Hebrew Israelites believe they are descended from the ancient Israelites, which must disconcert people who think Jesus was a fair-skinned European. The Hebrew Israelites, requiring no more permission than anyone else, embrace teachings and practices of Christianity and Judaism.
I’m almost surprised that Women’s March organizer Tamika Mallory has not been asked to apologize for them, even though she had nothing to do with the incident. She has resisted a flood of demands that she denounce Minister Louis Farrakhan. Her sin was working with the Nation of Islam on anti-violence initiatives after her son’s father was murdered. The Women’s March movement she helps lead embraces the Jews, LGBT people, and women who are Farrakhan’s favorite targets. Nobody demands that I prove my respectability by denouncing anyone.
We are constantly immersed in double standards without even noticing. We treat them as wallpaper. The slogan on the students’ hats, like an old racist song, stirs an ersatz nostalgia for a time when white racial dominance was seldom questioned. Tapping white resentment was Trump’s ticket to power; the attendant social division beclouds our shared spaces and frays our nation’s fabric.
On Sunday night, as I was reading news updates about the confrontation near where Dr. King gave his most famous speech, and as others were deciding what to wear to the King Day march in sub-freezing weather, a rare phenomenon occurred: a total lunar eclipse.
On my building’s roof, as the moon entered the darkest part of the earth’s shadow, a young woman arrived with a tripod and a digital SLR camera. I only had hot tea and the Redshift astronomy app on my iPhone. Several neighbors came out briefly to glimpse the cosmic spectacle. The weather recalled Obama’s first inauguration, when it was too cold for the eminent musicians to tune their Strads.
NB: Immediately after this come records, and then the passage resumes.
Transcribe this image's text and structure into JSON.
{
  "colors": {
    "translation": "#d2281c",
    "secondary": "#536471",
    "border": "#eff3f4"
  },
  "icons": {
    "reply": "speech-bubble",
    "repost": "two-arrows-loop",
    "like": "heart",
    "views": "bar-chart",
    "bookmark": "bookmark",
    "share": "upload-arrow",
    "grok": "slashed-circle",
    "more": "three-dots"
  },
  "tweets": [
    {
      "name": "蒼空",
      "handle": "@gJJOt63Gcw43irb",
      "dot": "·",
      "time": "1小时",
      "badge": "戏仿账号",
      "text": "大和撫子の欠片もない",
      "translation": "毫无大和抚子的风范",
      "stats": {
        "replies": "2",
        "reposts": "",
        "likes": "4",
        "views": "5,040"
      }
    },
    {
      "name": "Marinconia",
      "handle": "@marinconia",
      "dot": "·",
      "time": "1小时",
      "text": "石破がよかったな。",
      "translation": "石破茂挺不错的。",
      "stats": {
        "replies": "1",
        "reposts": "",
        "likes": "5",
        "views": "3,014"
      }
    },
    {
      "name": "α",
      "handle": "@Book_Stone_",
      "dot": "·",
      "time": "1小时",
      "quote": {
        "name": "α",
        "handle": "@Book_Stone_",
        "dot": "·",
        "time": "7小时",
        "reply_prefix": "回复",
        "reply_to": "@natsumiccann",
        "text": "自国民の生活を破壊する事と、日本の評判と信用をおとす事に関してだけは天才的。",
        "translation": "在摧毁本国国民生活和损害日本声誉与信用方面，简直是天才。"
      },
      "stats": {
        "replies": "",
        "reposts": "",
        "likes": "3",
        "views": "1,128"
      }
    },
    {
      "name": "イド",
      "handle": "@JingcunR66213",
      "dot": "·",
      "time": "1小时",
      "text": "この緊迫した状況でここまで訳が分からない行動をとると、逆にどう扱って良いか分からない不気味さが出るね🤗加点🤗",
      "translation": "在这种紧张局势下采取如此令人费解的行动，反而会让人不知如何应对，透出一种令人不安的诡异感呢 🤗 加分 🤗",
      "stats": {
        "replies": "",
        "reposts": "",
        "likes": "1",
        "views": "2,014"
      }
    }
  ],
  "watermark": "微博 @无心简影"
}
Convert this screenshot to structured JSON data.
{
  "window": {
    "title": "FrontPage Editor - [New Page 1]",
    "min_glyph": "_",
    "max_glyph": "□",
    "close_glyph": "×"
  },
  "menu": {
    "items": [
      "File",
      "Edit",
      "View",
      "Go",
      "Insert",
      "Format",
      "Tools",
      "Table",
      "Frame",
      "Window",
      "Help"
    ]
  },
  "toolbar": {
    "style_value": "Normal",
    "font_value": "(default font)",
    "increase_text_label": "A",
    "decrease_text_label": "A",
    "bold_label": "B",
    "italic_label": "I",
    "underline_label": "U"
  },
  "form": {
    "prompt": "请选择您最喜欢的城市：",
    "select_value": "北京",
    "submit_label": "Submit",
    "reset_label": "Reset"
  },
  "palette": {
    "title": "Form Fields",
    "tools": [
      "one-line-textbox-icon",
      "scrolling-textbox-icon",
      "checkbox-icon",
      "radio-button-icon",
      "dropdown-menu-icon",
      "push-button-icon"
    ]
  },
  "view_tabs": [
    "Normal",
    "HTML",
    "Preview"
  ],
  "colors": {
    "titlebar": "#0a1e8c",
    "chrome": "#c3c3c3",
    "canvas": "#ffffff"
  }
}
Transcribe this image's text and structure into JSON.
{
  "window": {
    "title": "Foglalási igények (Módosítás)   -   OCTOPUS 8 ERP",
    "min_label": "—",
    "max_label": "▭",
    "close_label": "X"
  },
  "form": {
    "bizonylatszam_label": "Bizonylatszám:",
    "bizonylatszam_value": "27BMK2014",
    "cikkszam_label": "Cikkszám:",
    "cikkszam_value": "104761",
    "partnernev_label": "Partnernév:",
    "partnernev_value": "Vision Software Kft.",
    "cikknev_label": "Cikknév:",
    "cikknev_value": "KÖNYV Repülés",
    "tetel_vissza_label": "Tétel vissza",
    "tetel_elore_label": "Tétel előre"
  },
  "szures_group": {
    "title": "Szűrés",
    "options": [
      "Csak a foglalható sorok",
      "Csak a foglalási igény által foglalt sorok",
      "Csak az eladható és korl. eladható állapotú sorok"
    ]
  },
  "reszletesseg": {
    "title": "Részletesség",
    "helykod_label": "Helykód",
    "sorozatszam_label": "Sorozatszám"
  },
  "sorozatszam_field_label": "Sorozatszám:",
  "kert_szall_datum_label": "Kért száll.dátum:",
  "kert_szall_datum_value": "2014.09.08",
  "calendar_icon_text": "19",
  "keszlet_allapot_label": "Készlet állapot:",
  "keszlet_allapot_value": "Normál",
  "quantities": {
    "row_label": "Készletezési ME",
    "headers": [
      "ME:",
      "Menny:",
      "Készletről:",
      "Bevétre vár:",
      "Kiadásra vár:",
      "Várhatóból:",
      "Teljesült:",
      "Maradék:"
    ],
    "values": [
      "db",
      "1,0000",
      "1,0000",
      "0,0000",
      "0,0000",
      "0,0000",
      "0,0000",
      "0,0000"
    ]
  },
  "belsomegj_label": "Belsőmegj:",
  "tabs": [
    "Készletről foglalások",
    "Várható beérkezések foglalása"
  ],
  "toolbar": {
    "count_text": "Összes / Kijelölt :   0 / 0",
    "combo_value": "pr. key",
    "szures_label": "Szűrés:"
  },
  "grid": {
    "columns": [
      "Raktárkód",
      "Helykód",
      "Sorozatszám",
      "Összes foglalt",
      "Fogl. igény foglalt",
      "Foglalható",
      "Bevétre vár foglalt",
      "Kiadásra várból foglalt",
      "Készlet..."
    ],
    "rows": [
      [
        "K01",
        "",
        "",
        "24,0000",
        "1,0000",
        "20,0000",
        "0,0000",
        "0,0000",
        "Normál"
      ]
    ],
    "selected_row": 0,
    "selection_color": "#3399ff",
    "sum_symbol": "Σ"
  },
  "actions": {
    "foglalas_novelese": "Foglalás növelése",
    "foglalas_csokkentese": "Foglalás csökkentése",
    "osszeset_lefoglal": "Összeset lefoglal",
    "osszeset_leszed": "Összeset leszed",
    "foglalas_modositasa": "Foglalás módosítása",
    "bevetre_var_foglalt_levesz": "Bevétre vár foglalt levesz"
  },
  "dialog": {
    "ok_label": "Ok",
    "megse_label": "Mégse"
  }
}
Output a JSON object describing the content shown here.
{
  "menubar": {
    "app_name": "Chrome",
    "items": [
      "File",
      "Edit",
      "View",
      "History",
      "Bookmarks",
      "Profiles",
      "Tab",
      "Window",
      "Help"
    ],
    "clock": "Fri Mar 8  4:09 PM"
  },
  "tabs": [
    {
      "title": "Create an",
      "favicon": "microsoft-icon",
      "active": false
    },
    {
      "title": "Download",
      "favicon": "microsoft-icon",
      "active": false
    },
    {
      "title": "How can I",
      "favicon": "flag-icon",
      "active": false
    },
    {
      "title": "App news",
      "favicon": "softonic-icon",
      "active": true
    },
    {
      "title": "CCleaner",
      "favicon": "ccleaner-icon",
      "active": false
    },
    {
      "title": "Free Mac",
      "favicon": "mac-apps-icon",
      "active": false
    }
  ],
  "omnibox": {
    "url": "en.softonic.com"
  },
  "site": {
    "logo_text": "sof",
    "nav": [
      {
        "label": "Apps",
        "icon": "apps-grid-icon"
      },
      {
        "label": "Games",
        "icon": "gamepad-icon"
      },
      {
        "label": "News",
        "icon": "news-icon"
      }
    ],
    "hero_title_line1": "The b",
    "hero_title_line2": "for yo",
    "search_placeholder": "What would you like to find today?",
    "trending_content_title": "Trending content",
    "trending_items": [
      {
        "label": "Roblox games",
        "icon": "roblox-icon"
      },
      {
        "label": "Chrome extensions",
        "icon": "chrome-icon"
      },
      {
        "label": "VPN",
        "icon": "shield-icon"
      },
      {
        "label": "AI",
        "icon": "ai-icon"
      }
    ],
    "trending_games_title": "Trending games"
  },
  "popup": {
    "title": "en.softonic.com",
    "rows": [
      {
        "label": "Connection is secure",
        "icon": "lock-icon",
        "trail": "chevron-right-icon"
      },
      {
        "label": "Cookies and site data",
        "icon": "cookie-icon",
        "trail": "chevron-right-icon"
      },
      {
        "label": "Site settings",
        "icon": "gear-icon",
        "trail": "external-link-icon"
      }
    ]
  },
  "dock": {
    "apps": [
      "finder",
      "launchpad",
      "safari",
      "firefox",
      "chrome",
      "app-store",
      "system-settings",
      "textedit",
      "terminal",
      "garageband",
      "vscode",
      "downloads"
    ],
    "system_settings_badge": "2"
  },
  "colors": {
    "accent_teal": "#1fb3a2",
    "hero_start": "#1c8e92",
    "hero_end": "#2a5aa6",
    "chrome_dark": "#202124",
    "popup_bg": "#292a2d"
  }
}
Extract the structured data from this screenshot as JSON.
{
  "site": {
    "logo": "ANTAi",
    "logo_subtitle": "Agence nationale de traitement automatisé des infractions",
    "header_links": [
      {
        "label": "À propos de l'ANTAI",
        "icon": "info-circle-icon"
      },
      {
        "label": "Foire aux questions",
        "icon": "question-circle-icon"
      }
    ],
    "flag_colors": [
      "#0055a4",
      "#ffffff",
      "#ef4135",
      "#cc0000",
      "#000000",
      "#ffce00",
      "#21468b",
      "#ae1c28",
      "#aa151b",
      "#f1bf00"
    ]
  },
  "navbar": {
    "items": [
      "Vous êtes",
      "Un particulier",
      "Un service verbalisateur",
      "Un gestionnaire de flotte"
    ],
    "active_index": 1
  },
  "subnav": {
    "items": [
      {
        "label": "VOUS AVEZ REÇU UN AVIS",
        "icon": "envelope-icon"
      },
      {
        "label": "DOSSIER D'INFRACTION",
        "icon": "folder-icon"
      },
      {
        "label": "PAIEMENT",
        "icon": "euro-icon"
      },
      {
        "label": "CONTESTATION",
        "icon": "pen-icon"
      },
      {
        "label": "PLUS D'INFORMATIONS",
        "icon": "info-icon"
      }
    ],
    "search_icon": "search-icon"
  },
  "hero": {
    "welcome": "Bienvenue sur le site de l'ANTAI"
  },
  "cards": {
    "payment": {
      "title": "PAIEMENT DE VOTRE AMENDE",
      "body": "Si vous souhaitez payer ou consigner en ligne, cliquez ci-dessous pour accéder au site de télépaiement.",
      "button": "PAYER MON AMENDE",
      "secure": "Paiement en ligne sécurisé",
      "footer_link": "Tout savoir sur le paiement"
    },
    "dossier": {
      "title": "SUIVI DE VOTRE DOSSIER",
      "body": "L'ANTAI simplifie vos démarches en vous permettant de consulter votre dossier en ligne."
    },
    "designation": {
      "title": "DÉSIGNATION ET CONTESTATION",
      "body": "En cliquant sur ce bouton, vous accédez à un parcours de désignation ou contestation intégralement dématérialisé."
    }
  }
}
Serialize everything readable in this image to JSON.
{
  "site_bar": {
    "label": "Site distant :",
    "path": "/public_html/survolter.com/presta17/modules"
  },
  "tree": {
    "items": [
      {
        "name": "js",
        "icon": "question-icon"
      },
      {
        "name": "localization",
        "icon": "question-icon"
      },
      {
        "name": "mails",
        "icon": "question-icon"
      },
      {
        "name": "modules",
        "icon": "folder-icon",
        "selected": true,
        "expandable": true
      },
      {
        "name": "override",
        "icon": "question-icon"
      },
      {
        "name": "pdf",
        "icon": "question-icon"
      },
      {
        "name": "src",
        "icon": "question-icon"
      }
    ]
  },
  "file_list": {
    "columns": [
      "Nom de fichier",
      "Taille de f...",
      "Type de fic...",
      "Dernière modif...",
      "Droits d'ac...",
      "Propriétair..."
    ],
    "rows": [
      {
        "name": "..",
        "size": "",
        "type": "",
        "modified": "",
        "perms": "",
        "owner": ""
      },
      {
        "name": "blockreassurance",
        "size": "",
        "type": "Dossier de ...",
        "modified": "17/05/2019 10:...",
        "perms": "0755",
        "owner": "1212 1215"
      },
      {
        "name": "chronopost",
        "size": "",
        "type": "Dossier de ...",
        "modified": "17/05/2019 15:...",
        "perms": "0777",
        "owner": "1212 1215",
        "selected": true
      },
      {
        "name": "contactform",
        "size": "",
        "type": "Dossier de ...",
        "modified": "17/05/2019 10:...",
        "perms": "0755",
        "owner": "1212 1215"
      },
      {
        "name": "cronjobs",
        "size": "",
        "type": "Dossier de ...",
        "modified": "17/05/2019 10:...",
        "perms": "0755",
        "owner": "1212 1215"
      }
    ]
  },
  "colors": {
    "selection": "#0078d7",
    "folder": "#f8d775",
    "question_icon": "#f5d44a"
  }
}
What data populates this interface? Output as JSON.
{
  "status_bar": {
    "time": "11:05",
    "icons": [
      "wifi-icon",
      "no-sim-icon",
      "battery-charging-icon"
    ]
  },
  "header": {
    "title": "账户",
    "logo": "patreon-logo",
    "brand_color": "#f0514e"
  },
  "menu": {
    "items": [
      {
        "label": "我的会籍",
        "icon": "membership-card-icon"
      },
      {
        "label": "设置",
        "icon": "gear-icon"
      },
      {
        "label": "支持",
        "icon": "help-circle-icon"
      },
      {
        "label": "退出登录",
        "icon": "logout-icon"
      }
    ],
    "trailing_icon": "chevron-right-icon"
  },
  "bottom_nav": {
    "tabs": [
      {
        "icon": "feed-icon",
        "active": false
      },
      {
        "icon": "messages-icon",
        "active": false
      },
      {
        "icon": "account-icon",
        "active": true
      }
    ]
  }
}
As totality began, I looked up at the “super blood wolf moon,” and remembered my late friend Barrett, an amateur astronomer with whom I spent similar nights on his roof years ago.
The red moon was high to the south, between Gemini and Cancer, awesome and beautiful. I fleetingly wished that all those squabbling people on the Mall could fit on my roof with me and look up humbly together, realize our common destiny, and have an epiphany about the folly of letting demagogues divide us. But it was past midnight, bitter cold, and I was out of tea. I walked back to my apartment, climbed into bed, and trusted in the daily miracle of morning.
Richard J. Rosendall is a writer and activist. He can be reached at firstname.lastname@example.org.
Copyright © 2019 by Richard J. Rosendall. All rights reserved.